__Prompt__. For the entries below, report every line that includes the word "into".

__The input__.
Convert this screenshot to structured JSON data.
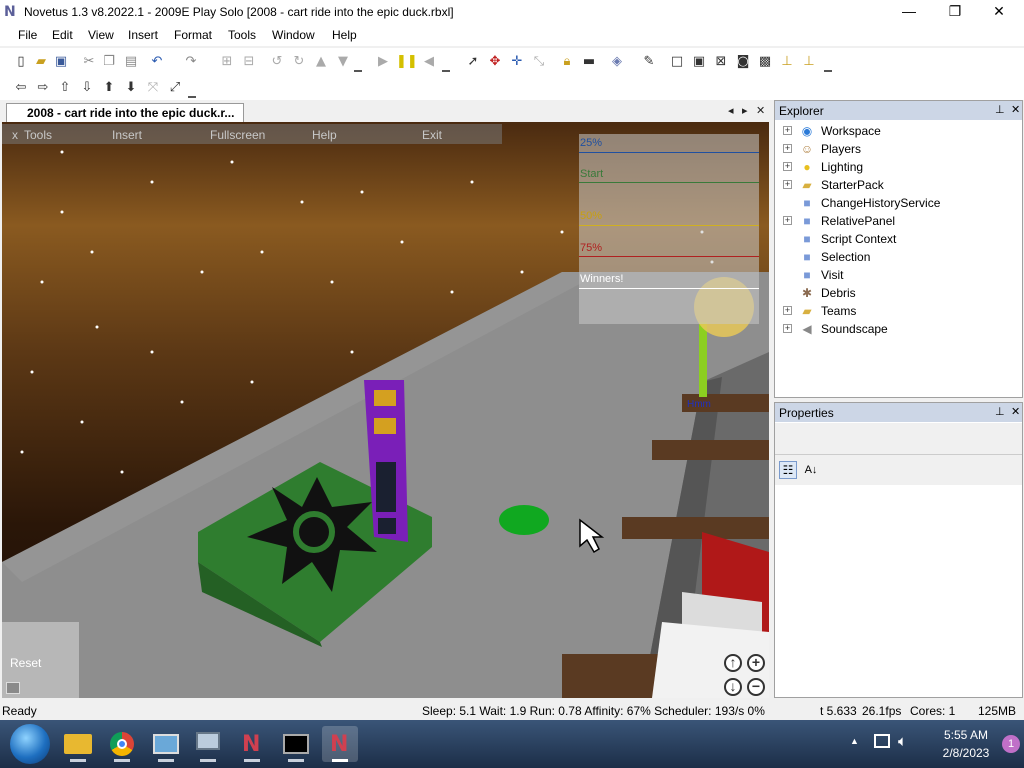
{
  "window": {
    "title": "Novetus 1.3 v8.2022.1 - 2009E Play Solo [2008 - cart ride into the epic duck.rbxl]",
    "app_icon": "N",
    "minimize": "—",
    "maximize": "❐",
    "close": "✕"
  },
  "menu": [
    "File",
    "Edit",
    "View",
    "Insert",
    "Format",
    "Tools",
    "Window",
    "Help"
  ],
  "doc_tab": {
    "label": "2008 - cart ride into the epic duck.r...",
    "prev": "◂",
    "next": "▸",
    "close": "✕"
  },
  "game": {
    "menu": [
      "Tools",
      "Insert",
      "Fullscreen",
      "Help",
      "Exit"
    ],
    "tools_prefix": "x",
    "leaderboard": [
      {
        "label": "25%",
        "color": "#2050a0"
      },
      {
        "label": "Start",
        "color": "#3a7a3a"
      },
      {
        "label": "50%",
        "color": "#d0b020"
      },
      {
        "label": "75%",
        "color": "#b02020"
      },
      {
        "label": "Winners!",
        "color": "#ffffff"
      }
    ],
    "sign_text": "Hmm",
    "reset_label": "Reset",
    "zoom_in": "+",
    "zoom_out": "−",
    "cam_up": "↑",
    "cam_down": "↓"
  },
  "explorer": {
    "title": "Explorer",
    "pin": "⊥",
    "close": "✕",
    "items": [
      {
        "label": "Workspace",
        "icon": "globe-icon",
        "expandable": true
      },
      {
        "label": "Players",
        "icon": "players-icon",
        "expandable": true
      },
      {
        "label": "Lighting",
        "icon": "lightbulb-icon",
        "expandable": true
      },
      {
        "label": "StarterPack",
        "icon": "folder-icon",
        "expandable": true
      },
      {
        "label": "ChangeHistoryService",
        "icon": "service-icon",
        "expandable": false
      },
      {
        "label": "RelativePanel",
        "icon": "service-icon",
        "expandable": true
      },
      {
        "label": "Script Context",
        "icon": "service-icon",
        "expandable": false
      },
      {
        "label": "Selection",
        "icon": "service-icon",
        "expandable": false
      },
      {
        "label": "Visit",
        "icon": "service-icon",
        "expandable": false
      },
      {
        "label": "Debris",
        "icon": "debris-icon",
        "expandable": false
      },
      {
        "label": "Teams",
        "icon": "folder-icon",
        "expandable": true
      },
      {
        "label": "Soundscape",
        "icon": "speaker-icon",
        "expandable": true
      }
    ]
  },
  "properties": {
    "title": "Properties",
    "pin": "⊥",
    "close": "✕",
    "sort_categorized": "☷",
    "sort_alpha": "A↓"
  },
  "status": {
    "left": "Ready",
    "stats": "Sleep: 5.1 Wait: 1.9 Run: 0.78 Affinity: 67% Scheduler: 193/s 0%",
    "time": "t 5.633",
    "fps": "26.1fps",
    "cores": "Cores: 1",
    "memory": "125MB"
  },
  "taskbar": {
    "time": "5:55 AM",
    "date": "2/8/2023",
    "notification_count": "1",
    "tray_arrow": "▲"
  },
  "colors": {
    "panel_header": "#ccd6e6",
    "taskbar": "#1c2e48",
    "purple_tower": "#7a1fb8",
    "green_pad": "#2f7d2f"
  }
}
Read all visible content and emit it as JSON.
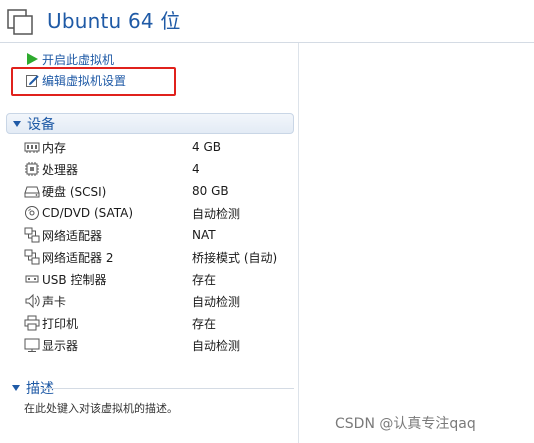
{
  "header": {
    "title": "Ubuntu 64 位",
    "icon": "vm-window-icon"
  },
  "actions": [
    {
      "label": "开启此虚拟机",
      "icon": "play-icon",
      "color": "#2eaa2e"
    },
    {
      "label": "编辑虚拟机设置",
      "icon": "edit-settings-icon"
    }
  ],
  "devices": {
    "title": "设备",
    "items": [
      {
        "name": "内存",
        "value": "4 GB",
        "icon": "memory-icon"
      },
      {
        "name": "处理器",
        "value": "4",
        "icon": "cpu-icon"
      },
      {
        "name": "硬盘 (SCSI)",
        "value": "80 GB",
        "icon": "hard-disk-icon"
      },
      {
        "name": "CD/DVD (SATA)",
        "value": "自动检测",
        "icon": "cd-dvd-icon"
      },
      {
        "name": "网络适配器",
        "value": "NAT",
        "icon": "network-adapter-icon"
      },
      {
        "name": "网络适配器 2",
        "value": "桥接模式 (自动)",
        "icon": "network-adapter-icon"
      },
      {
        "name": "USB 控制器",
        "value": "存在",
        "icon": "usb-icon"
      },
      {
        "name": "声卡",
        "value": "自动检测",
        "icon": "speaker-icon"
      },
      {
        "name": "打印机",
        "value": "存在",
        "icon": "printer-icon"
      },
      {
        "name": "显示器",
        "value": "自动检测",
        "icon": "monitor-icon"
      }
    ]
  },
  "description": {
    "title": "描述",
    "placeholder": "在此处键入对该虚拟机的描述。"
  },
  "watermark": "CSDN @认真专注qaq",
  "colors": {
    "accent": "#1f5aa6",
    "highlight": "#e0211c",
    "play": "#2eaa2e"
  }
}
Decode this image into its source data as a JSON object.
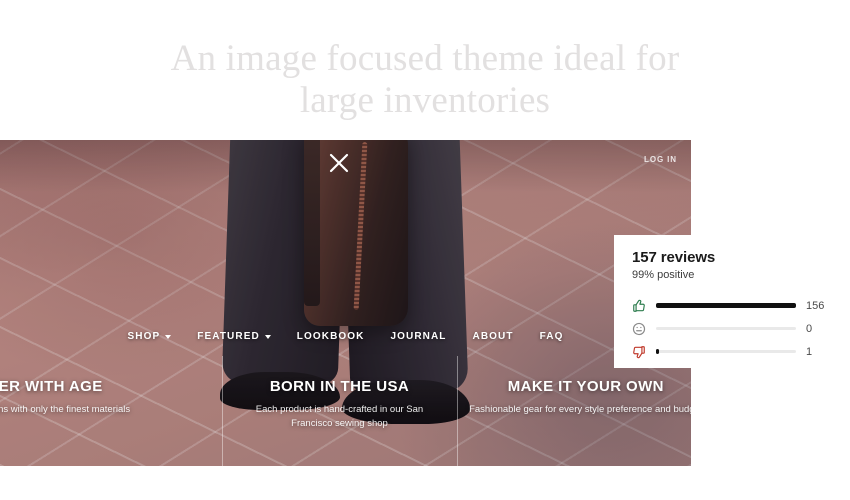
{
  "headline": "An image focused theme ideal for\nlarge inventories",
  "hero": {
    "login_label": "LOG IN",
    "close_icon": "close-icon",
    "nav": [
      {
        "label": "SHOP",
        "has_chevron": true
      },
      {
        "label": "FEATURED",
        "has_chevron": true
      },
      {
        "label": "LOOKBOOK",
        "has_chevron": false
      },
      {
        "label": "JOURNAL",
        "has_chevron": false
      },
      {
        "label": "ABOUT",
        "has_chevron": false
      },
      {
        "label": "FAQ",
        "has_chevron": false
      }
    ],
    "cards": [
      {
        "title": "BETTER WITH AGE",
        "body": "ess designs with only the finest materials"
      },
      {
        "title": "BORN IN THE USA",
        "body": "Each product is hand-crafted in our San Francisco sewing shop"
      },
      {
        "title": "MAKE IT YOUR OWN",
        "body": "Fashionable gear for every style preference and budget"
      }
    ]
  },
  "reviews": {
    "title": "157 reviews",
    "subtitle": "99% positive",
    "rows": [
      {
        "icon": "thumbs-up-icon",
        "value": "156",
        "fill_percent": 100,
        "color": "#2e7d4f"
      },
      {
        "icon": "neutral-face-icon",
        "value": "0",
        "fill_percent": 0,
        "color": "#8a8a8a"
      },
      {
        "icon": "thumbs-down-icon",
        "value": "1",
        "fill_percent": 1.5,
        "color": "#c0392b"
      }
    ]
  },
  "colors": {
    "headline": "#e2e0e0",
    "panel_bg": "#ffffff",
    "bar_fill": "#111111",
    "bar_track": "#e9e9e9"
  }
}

__Answer to the exercise__.
    "title": "Novetus 1.3 v8.2022.1 - 2009E Play Solo [2008 - cart ride into the epic duck.rbxl]",
    "label": "2008 - cart ride into the epic duck.r...",
Decode this image into its source data as a JSON object.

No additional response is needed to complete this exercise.